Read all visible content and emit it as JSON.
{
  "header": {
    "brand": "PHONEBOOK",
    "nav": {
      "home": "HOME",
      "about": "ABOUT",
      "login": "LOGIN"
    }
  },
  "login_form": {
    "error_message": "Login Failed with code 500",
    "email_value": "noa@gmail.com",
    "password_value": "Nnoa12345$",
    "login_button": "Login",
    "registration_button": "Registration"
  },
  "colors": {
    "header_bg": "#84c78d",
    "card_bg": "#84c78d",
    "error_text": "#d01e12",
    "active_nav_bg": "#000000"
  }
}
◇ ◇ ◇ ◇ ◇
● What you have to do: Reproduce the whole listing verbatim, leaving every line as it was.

● Exercise result:
Read all visible content and emit it as JSON.
{
  "header": {
    "brand": "PHONEBOOK",
    "nav": {
      "home": "HOME",
      "about": "ABOUT",
      "login": "LOGIN"
    }
  },
  "login_form": {
    "error_message": "Login Failed with code 500",
    "email_value": "noa@gmail.com",
    "password_value": "Nnoa12345$",
    "login_button": "Login",
    "registration_button": "Registration"
  },
  "colors": {
    "header_bg": "#84c78d",
    "card_bg": "#84c78d",
    "error_text": "#d01e12",
    "active_nav_bg": "#000000"
  }
}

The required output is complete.